The two popular British authors are being considered for canonization.
According to the USCCB, canonized saints in the Catholic Church are holy men and women, “role models held up as witnesses to Christ and the Gospel as worthy of our emulation.”
Currently two of the most popular literary figures in recent history are being considered for this special designation: J.R.R. Tolkien and G.K. Chesterton. Will either of them be declared a saint one day?
The cause for canonization of G.K. Chesterton has not been officially opened, but has made considerable progress in the past few months. According to Dale Ahlquist, president of the American Chesterton Society, “the Bishop of Northampton, England, Peter Doyle, appointed a priest, Fr. John Udris, to be the investigator for Chesterton’s potential. Father Udris is completing his report to the Bishop within the next month [in July 2018], and the Bishop is expected to approach the Congregation for Saints in Rome to officially open the Cause for Beatification. If that happens, Chesterton would be declared a Servant of God, and a postulator would be appointed.”
In the case of J.R.R. Tolkien, an Italian priest, Fr. Daniele Pietro Ercoli, contacted the archbishop of Birmingham, England about the cause. His response was supportive and he wrote to Ercoli, “I am pleased to encourage you in seeking to inform people more widely about J.R.R. Tolkien’s Catholic faith and the influence that he this had on his writing and on his life … I would suggest that it is open to you to compose a prayer to be distributed for private and personal use and, if a cause is one day opened, then we can draft an appropriate prayer.” Since this letter a prayer for private use has been composed for his cause.
Earlier this year a “Canonization Conference” was being promoted for September 1-2, 2018 in Oxford with the hopes that it could jumpstart interest in the cause.

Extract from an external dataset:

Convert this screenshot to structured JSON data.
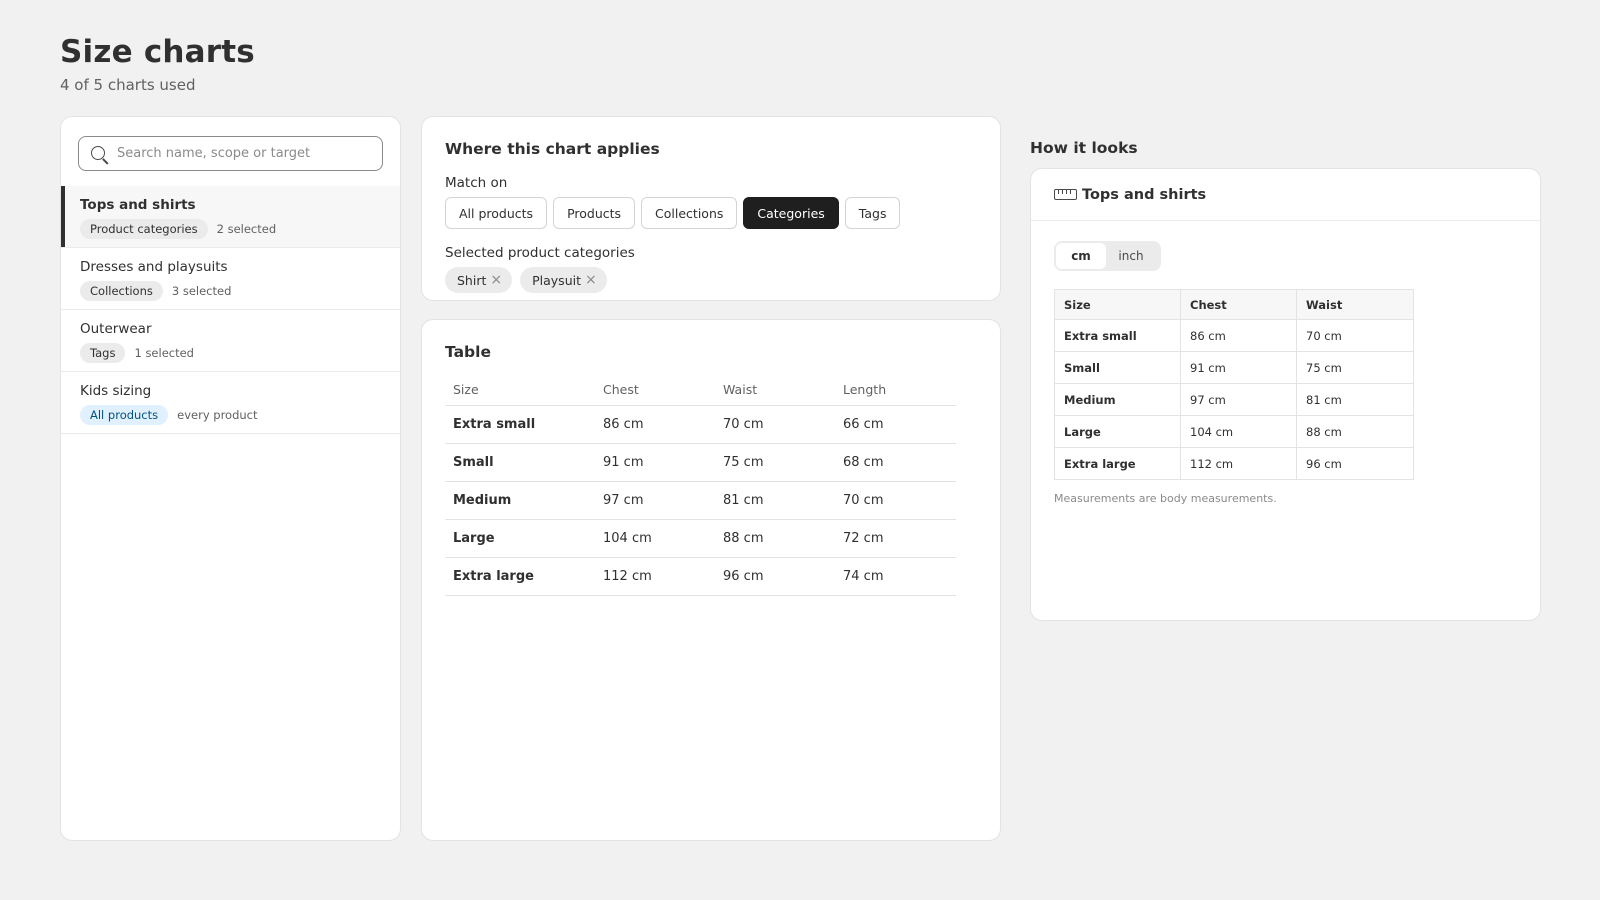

Additionally, on September 2, 2017 a special Mass was “held at the Oxford Oratory to mark the anniversary of the death” of Tolkien, “the Mass was offered, however, not for the repose of Tolkien’s soul – but rather praying for his Cause for Beatification to be opened … The Mass itself was fittingly celebrated in Tolkien’s old parish church (dedicated to St. Aloysius) with his granddaughter among the congregation.”
In both cases, if either cause advances to the Vatican their public writings will be analyzed to determine if they wrote anything contrary to faith and morals. A biography is assembled during this process, and those involved take note of the practice of virtue in the life of the individual.
The key to the consideration of each cause is to determine if the individual lead a life of “heroic” virtue. This refers to the person’s ability to overcome sinful tendencies and temptations. They don’t have to be free from sin to be considered a saint, but to strive daily in the pursuit of virtue.
Will they ever be declared saints? Only time will tell.